What’s New?

Products & Services

The 2016 online version of our  catalogue is now available! It includes our standard cattleya hybrids, jazzy new ones, and a few package specials. To make it easier to view our catalogue, we have broken it into four sections.

Flowering or Budded Stock

We try our best to accommodate your catalogue choices in bud if we have them, but that’s not always possible give each individual hybrid’s flowering season & when you order them.  We always try to have a variety of budded stock available that doesn’t make it in our catalogue, so if you give us a call, we can tell you what we have in season at the moment.

We now sell an excellent selection of greenhouses that are easy to install with a kit, a video, and a screwdriver.  Our friend, Maria, who works on Fridays and Saturdays, is our “greenhouse rep”.  She can show you pictures of her new greenhouse from start to finish.  Also, she can give you pointers on making this particular dream come true.

We can help! Our orchid care professionals are available to answer any questions you may have about our products or orchids in general. Contact us for care information about interesting topics such as re-potting to orchid re-flowering techniques. All you have to do is ask. We’ll do our best to provide you with the knowledge to become an orchid expert yourself. Please visit the Greenhouses website for more information.

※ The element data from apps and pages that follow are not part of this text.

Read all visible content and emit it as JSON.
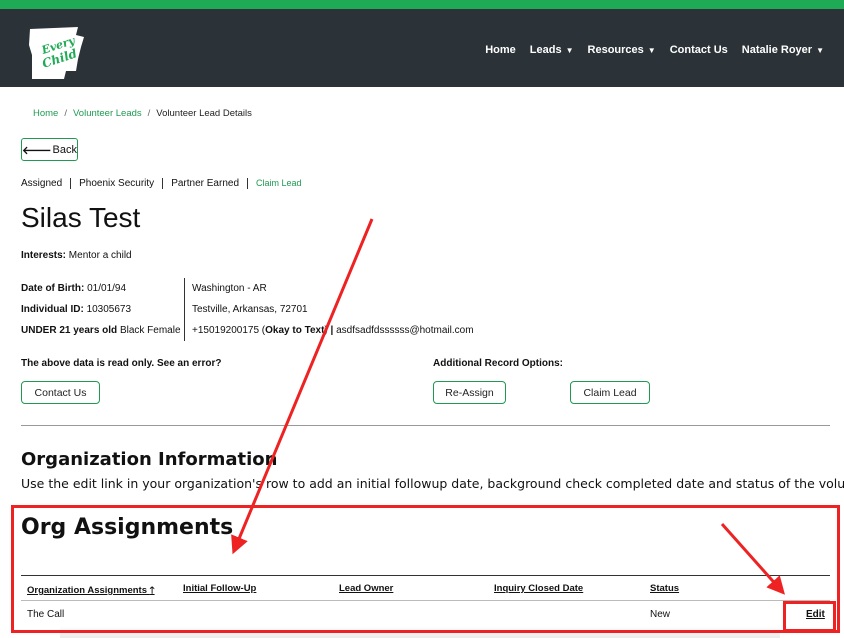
{
  "nav": {
    "home": "Home",
    "leads": "Leads",
    "resources": "Resources",
    "contact": "Contact Us",
    "user": "Natalie Royer"
  },
  "logo": {
    "text_top": "Every",
    "text_bottom": "Child"
  },
  "breadcrumb": {
    "home": "Home",
    "volunteer_leads": "Volunteer Leads",
    "current": "Volunteer Lead Details"
  },
  "back_label": "Back",
  "status": {
    "assigned": "Assigned",
    "org": "Phoenix Security",
    "earned": "Partner Earned",
    "claim": "Claim Lead"
  },
  "person": {
    "name": "Silas Test",
    "interests_label": "Interests:",
    "interests_value": "Mentor a child",
    "dob_label": "Date of Birth:",
    "dob_value": "01/01/94",
    "id_label": "Individual ID:",
    "id_value": "10305673",
    "age_label": "UNDER 21 years old",
    "demographic": "Black Female",
    "county": "Washington - AR",
    "address": "Testville, Arkansas, 72701",
    "phone": "+15019200175 (",
    "text_ok": "Okay to Text",
    "phone_close": ")",
    "email_sep": " | ",
    "email": "asdfsadfdssssss@hotmail.com"
  },
  "readonly_text": "The above data is read only. See an error?",
  "contact_button": "Contact Us",
  "additional_text": "Additional Record Options:",
  "reassign_button": "Re-Assign",
  "claim_button": "Claim Lead",
  "org_info": {
    "title": "Organization Information",
    "description": "Use the edit link in your organization's row to add an initial followup date, background check completed date and status of the volunteer."
  },
  "assignments": {
    "title": "Org Assignments",
    "columns": [
      "Organization Assignments",
      "Initial Follow-Up",
      "Lead Owner",
      "Inquiry Closed Date",
      "Status"
    ],
    "sort_icon": "arrow-up-icon",
    "rows": [
      {
        "organization": "The Call",
        "follow_up": "",
        "lead_owner": "",
        "closed_date": "",
        "status": "New",
        "action": "Edit"
      }
    ]
  },
  "colors": {
    "brand_green": "#1faa55",
    "navbar": "#2b3338",
    "link_green": "#1f9a52",
    "annotation_red": "#ee2222"
  }
}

Many orchids are rewarding indoor plants. Once a home owner has succumbed and bought his or her first orchid, or received one as a gift, meeting a few cultural requirements will coax the plant to flower again.
Orchids are far tougher and hardier than most people think, and are, by and large, extremely adaptable. There is a long-standing myth that orchids are difficult, if not impossible, to grow, especially without a greenhouse. With at least 20,000 species and some 100,000 artificial hybrids, there are some notoriously fussy orchids. But there are many rugged, popular, easy-to-grow types that adapt to the temperatures and light conditions found on the average home windowsill. Explore the options and assemble a collection that will put forth exotic flowers year-round.

Orchids are different from other houseplants. Unlike ferns, philodendrons, palms and Swedish ivy, orchids do not grow in soil. Potting an orchid in soil is actually one of the best ways to kill it. Most orchids in the wild are not rooted in the ground, but instead attach themselves by thick roots to the sides of trees and on branches. Clinging to the bark, the plants absorb water and nutrients from the air and rain and whatever drips down the tree. They are adapted to surviving when rain is scarce, hoarding water in thick leaves, stems and roots.

Want to learn more about orchids and orchid care? We also offer free seminars to help you with your orchids.  Come and check it out!